The scene was very worthy of a good hour, searching for the right batch of bracken against a backdrop of Silver Birch. Separation of the Silver Birch was easy, finding the foreground was the most testing. I was fairly pleased with the shots I took using both my 50mm lens, handheld and my Wide Angle lens;
The sun was reflecting harsh light off the bracken and an early morning start, together with the thought of a hike to come was hindering my concentration to work the area more so I moved on to my next destination.
I parked at Seatoller and grabbed my walking sticks after a quick lunch in my car. It was hike time. By this time the weather had become more favourable for fell walking with a hint of rain and overcast skies. It was much later than my usual starting times to head out for a hike. I was conscious of the sunset times but confident that I would make it to the summit of Glaramara and back before dark. I did have my head torch as I always do but given the option, hiking back in daylight is always preferable.
It soon became apparent that this was no easy walk. The distance was around 3 kilometres but the ascent was testing. Glaramara was certainly not the tallest of the Lakeland Fells at 783 metres but it was not the smallest. Tiredness was soon setting in and I was reminded by a passing walker that my backpack was rather on the large side with 2 fairly large tripods protruding from either side. I decided to stop and record a piece to camera, giving me some outlet to share my pains. It was time to reconsider my payload if I was to manage all the Wainwrights by next year. I am currently contemplating a lighter option for the shorter hikes. Time will see if it works.

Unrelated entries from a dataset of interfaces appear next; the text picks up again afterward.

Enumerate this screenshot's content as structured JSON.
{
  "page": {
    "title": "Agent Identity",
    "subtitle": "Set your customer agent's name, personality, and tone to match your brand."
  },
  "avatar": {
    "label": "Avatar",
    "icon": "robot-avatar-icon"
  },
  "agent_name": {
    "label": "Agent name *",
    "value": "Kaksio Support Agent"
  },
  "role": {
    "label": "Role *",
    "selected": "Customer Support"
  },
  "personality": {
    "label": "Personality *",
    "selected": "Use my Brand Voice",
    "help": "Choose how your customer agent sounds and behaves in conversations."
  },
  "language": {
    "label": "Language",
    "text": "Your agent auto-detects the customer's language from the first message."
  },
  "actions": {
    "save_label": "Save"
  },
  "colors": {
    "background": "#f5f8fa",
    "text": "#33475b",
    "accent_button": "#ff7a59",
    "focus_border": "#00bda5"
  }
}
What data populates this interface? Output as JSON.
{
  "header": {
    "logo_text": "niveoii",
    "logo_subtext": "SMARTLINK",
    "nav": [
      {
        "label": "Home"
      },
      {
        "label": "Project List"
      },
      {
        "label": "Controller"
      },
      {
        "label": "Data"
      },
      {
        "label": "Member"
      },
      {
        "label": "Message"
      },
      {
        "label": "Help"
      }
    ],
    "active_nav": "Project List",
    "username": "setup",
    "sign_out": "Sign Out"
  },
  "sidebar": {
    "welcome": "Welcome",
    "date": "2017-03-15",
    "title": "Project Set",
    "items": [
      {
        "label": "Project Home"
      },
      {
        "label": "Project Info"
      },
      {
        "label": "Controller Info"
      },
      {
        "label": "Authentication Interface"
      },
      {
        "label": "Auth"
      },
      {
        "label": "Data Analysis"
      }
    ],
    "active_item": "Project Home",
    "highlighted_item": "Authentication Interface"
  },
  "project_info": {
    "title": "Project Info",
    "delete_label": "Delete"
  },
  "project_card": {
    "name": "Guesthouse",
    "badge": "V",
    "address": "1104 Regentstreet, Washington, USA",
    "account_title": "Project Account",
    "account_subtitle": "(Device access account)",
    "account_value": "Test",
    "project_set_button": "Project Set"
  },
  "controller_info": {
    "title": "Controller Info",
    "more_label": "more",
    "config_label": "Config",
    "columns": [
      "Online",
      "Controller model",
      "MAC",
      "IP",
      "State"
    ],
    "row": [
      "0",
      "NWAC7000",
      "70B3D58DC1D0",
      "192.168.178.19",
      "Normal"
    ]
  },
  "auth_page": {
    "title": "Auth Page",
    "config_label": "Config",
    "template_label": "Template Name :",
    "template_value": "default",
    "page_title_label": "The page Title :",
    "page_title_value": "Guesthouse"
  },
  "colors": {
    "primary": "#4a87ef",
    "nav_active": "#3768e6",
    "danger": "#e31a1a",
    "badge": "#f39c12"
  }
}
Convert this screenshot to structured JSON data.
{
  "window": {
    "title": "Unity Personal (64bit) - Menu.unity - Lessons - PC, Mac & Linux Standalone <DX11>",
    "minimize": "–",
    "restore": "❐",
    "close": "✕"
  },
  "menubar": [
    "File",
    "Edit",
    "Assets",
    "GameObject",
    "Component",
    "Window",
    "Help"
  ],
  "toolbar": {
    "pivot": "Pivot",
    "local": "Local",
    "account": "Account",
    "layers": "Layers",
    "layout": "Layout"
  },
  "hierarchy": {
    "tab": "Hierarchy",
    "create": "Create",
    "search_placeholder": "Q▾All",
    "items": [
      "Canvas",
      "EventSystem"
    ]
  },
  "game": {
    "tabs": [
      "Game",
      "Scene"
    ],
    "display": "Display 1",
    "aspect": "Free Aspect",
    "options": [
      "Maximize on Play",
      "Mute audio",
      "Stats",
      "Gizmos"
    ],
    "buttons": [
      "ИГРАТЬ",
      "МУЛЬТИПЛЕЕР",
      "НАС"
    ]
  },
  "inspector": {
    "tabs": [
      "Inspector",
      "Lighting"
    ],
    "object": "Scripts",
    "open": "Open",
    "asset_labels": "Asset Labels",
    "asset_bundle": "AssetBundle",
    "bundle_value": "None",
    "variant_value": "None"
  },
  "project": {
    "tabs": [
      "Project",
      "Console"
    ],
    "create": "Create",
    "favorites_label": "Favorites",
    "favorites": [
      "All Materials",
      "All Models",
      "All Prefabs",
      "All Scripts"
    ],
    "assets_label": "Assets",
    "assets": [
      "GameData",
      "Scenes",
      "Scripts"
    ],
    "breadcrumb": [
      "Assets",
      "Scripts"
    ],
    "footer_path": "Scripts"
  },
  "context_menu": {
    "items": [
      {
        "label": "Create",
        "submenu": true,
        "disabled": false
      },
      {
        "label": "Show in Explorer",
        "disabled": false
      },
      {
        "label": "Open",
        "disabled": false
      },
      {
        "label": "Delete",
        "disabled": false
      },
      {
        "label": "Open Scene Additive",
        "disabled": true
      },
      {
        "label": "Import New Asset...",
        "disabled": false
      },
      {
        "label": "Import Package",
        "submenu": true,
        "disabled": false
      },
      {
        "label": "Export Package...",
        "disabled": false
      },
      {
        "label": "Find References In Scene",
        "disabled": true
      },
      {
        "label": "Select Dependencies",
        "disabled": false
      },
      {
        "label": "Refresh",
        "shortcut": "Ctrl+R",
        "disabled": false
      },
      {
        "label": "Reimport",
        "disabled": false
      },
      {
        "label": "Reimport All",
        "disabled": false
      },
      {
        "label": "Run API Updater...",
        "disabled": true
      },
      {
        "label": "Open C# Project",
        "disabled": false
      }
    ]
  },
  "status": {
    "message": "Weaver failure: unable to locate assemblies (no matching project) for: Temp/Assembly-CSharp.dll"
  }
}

Time was not on my side. I wanted to grab at least one more shot for the video. Yes, the vlogging had taken over but that’s another article to be debated later. It was getting late and the sun was due to set in around 2 hours and I was around a kilometre away from my destination. Thankfully a scene developed behind me and my telephoto was again put to good use. The depth, layers, shapes and mood had yet again delivered;
I made it to the summit of Glaramara with around an hour to spare. The visibility was minimal and evoked a sense of eeriness and solitude. I love these moments. I was exhausted which had been proven through taking three small tumbles. Thankfully I wasn’t injured. With a few mouthfuls of coffee and a handful of Jelly babies, I made it back to my car in good time. I often say it in my vlogs but adapting and making the most of what you have got is key to landscape photography. It gains experience and improves chances to get it right when Mother Nature occasionally provides the near perfect canvas.
Watch the video